On the subject of Watson: after you play through the first investigation as him (it acts as a sort of tutorial), you get to choose to play through each subsequent investigation as Holmes or Watson. This has almost no real effect save to act as a difficulty level selector; Holmes is hard mode because he gets to ask less questions of witnesses than Watson (the Great Detective infamously not being much of a people person) and where Watson can automatically suss out clues by performing medical examinations or asking Holmes for hints, Holmes must arrive at the same conclusions through pure deduction. You score more points at the end if you solve cases as Holmes instead of Watson.
Another means of getting points is spotting typewriter keys that Moriarty has scattered about the place – one instance of the gamebook making good use of the graphic novel format to incorporate puzzles which you couldn’t do in a prose-only gamebook. Another way this happens is in the occasional hidden number appearing in a panel, corresponding to an option which you wouldn’t necessarily get the chance to follow up unless you spotted the number. (Some of the clue numbers are obscure enough that you are going to want to be somewhere with decent lighting when you read this.)
Sometimes these involve clues which strongly point to the solution to a mystery, though you can get the right answer in any investigation even if you miss some clues so the book doesn’t have any mid-playthrough “game overs”. Other times these involve entirely optional puzzles set by Moriarty, which reveal nothing except more typewriter pieces – and thus a better score at the end of the game. (Fittingly, Moriarty’s puzzles tend to be mathematically-themed, which is a nice tie-in to his background as a humble maths professor.)
On the whole, then, this is a genteel mystery with a slightly middling approach to diversity (there’s an archaeologist who’s a woman in one of the mysteries and numerous other named women with significant roles in the investigations besides, on the other hand I recall no PoC being sighted in the book whatsoever). At points the book feels like it’s suffered a little from a lack of research; for instance, CED doesn’t seem to have a particularly firm handle on what working class people wore in Victorian times, and this kind of shows in the artwork when you run into, say, a nice old couple whose sartorial style reads like it could fit anywhere between 1950 and now better than the late 1800s. It makes decent use of the graphic novel format, and also some use of the physical format of the book as well. (There is at least one puzzle which would be an enormous pain to solve in PDF format.)
Due to the mystery setup, it really doesn’t have an enormous amount of replay value, though it is at least relievingly simply after the complexities of Your Town.
Higher, Lower, Just Right or Just Wrong
I’d say Just Right.
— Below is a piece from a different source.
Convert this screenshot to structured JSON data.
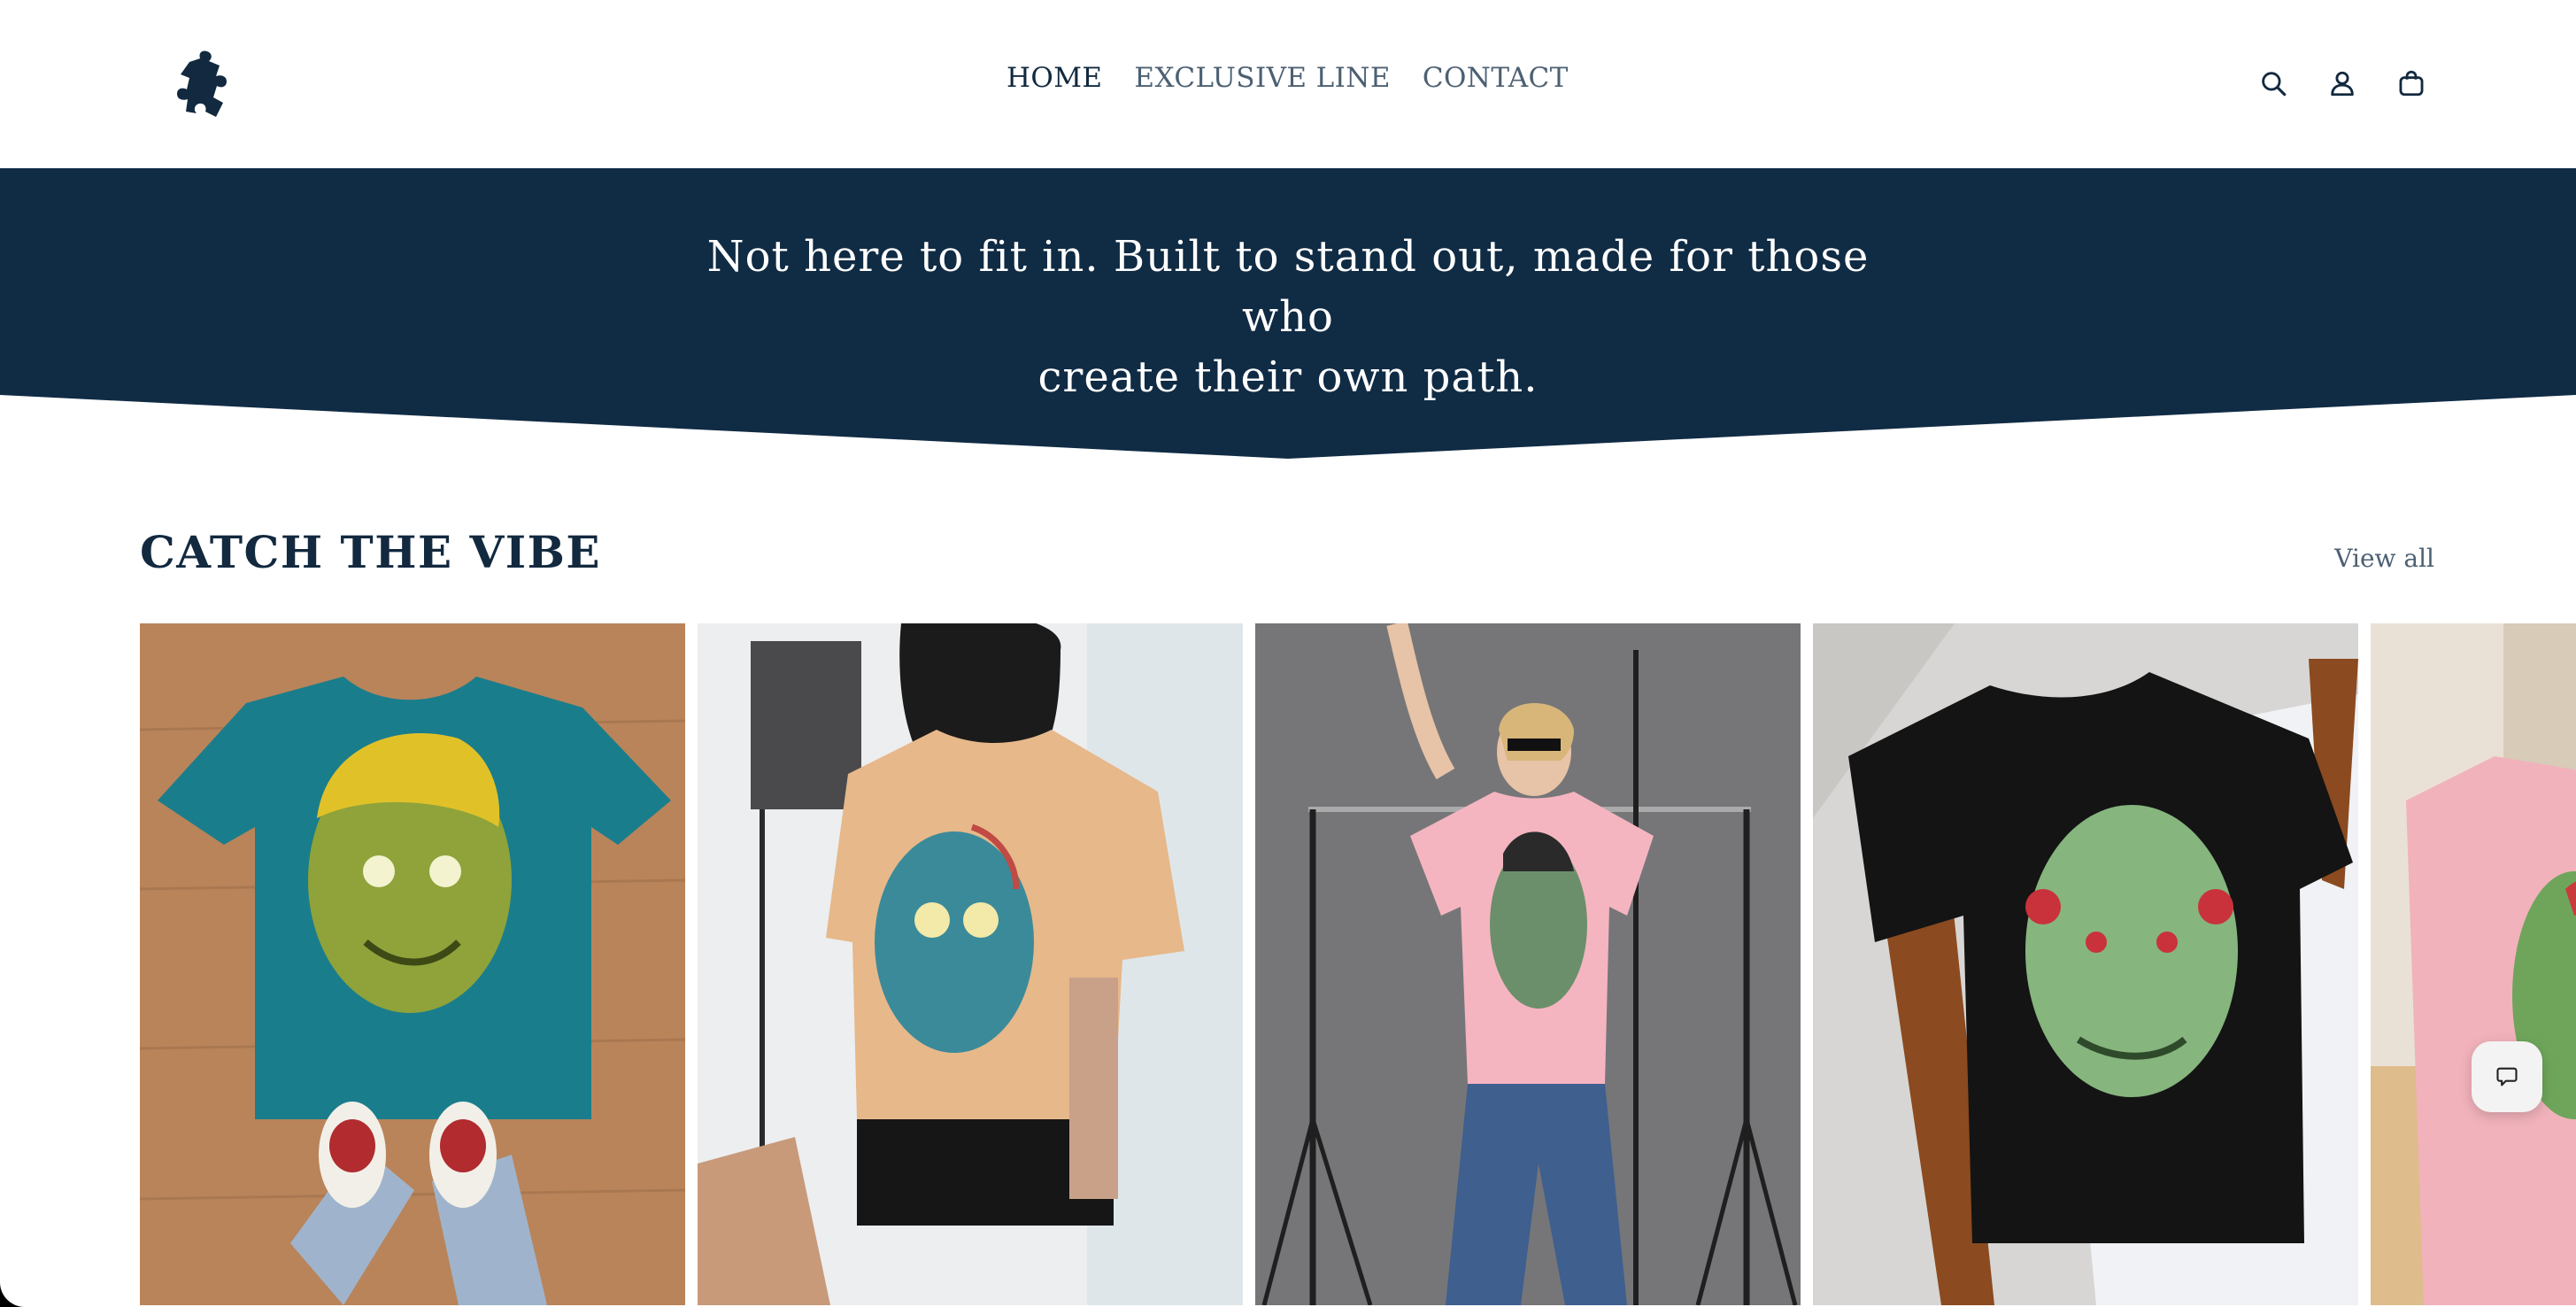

Whilst I’m not keen on Your Town at all, I found Sherlock Holmes quite endearing, Captive suitably tense, Tears of a Goddess a decent gamebook marred by some of the artwork, and Loup Garou absolutely excellent. And the fact is that whilst I consider Your Town a dud, I had to actually play it to hit that conclusion and would have wanted to try it if I hadn’t bought it, and the slipcase is a nice addition.
Would Back Again?
Absolutely – Van Ryder clearly understand how to run a fuss-free Kickstarter, and now I know the styles of the individual book authors better I can make a more informed choice as to whether I want to try all the books or just a sample.